THE RECORDS:
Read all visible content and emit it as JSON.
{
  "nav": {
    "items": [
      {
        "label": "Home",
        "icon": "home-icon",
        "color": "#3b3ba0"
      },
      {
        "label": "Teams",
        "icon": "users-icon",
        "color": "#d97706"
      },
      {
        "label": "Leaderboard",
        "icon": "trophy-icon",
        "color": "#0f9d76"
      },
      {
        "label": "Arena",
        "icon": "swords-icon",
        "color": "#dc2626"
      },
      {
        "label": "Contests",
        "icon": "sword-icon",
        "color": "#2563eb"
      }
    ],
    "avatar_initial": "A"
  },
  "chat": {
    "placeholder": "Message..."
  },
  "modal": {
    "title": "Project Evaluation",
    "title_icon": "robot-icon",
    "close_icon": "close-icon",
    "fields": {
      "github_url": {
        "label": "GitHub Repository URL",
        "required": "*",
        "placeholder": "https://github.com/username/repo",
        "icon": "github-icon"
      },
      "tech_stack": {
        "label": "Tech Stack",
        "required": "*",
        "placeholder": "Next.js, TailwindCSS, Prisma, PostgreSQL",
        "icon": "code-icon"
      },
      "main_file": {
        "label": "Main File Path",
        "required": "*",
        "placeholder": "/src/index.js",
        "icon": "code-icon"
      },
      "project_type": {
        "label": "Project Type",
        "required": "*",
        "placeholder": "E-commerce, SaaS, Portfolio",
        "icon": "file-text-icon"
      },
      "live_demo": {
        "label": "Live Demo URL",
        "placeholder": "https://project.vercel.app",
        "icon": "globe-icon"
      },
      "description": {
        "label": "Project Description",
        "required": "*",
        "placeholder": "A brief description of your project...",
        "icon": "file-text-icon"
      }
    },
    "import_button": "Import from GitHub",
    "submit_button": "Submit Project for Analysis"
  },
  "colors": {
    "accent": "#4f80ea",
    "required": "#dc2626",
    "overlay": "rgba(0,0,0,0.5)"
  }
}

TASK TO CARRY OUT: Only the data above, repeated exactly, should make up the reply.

THE COMPLETED TASK:
Read all visible content and emit it as JSON.
{
  "nav": {
    "items": [
      {
        "label": "Home",
        "icon": "home-icon",
        "color": "#3b3ba0"
      },
      {
        "label": "Teams",
        "icon": "users-icon",
        "color": "#d97706"
      },
      {
        "label": "Leaderboard",
        "icon": "trophy-icon",
        "color": "#0f9d76"
      },
      {
        "label": "Arena",
        "icon": "swords-icon",
        "color": "#dc2626"
      },
      {
        "label": "Contests",
        "icon": "sword-icon",
        "color": "#2563eb"
      }
    ],
    "avatar_initial": "A"
  },
  "chat": {
    "placeholder": "Message..."
  },
  "modal": {
    "title": "Project Evaluation",
    "title_icon": "robot-icon",
    "close_icon": "close-icon",
    "fields": {
      "github_url": {
        "label": "GitHub Repository URL",
        "required": "*",
        "placeholder": "https://github.com/username/repo",
        "icon": "github-icon"
      },
      "tech_stack": {
        "label": "Tech Stack",
        "required": "*",
        "placeholder": "Next.js, TailwindCSS, Prisma, PostgreSQL",
        "icon": "code-icon"
      },
      "main_file": {
        "label": "Main File Path",
        "required": "*",
        "placeholder": "/src/index.js",
        "icon": "code-icon"
      },
      "project_type": {
        "label": "Project Type",
        "required": "*",
        "placeholder": "E-commerce, SaaS, Portfolio",
        "icon": "file-text-icon"
      },
      "live_demo": {
        "label": "Live Demo URL",
        "placeholder": "https://project.vercel.app",
        "icon": "globe-icon"
      },
      "description": {
        "label": "Project Description",
        "required": "*",
        "placeholder": "A brief description of your project...",
        "icon": "file-text-icon"
      }
    },
    "import_button": "Import from GitHub",
    "submit_button": "Submit Project for Analysis"
  },
  "colors": {
    "accent": "#4f80ea",
    "required": "#dc2626",
    "overlay": "rgba(0,0,0,0.5)"
  }
}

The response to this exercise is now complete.